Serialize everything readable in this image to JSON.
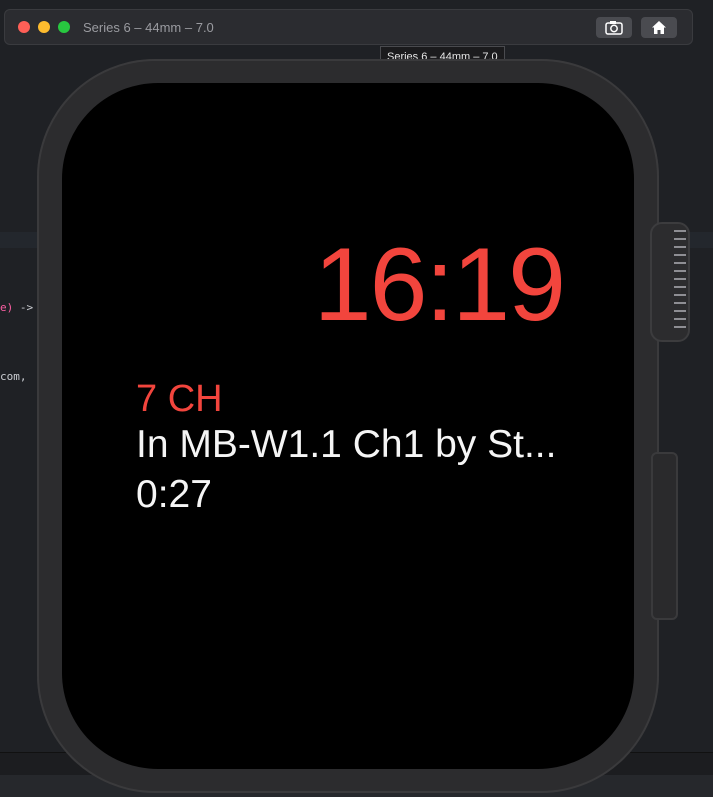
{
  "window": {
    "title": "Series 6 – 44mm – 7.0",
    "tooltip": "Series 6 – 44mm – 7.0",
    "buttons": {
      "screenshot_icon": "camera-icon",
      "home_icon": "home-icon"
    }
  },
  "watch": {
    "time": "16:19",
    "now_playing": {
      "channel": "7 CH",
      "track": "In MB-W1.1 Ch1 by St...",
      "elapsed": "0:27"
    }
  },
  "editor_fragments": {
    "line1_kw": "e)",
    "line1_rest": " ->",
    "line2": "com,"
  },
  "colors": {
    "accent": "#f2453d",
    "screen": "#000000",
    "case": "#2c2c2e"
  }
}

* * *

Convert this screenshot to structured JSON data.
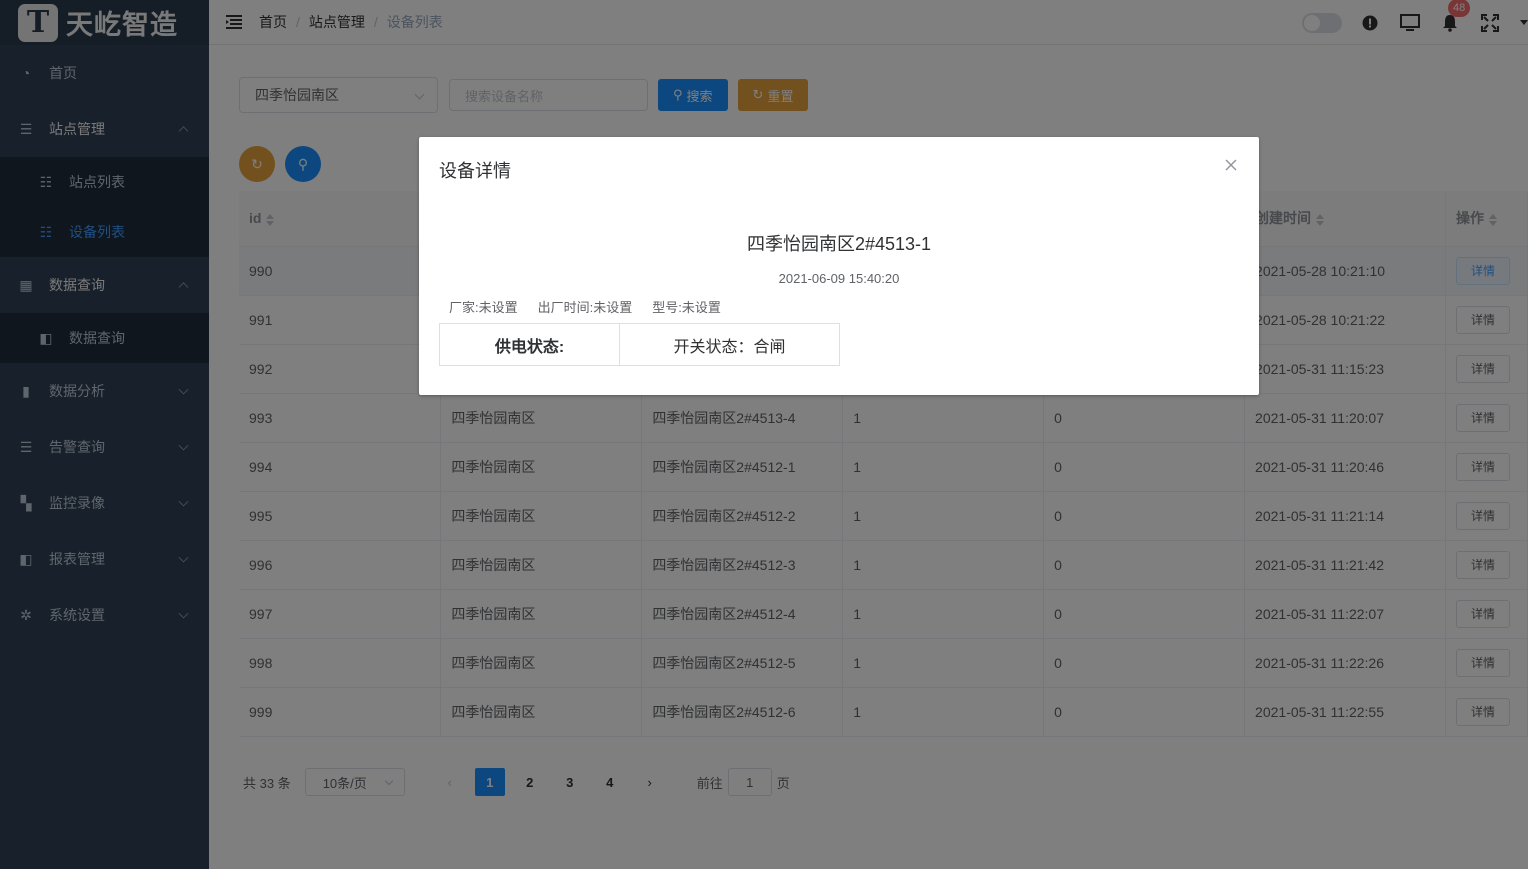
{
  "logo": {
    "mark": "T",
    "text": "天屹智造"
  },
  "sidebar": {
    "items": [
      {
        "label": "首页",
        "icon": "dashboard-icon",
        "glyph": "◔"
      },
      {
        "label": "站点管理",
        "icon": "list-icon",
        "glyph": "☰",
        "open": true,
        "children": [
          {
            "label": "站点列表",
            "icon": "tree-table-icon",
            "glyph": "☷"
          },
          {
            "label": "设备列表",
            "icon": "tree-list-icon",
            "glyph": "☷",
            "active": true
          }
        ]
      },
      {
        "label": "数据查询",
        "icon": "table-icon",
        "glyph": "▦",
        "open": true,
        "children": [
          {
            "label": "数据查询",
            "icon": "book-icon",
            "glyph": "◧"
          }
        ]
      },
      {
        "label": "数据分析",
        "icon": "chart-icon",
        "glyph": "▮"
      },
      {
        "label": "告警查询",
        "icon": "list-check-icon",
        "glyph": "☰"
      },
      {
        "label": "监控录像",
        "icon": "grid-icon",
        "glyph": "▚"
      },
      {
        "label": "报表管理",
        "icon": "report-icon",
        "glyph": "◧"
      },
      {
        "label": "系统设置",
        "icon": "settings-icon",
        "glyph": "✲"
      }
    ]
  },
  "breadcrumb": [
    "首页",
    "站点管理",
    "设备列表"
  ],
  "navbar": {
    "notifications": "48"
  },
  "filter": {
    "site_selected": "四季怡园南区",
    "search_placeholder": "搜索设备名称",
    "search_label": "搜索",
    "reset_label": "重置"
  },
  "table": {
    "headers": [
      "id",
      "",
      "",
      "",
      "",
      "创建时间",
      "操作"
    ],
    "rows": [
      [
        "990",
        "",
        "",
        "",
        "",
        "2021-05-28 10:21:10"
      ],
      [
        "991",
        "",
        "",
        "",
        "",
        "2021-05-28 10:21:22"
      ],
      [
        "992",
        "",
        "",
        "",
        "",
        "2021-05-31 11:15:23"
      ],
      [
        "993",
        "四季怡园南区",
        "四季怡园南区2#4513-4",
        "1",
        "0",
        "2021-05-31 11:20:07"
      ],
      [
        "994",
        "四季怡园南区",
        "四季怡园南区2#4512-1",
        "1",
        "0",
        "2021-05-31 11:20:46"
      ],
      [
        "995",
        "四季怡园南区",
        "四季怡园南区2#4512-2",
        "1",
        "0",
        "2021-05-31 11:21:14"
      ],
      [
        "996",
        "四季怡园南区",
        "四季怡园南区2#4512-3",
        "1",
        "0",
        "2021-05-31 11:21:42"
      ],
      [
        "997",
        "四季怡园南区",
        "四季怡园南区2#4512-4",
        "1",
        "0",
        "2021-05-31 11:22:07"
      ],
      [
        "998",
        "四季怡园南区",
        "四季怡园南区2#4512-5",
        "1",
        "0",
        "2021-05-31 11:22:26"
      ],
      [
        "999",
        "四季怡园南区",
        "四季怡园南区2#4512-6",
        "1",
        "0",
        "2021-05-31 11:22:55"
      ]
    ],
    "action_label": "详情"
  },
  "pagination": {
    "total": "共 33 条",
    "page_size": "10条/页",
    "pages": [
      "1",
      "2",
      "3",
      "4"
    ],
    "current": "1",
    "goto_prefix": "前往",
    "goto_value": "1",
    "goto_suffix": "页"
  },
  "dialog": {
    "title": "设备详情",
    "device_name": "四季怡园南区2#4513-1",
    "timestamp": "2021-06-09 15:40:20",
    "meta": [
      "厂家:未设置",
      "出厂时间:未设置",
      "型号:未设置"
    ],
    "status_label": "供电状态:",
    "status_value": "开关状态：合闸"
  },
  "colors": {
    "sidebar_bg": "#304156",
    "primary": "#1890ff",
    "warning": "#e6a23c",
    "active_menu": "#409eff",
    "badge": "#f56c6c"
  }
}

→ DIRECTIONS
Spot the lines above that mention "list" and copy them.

→ ANSWER TO THE PROBLEM
        "icon": "list-icon",
            "icon": "tree-list-icon",
        "icon": "list-check-icon",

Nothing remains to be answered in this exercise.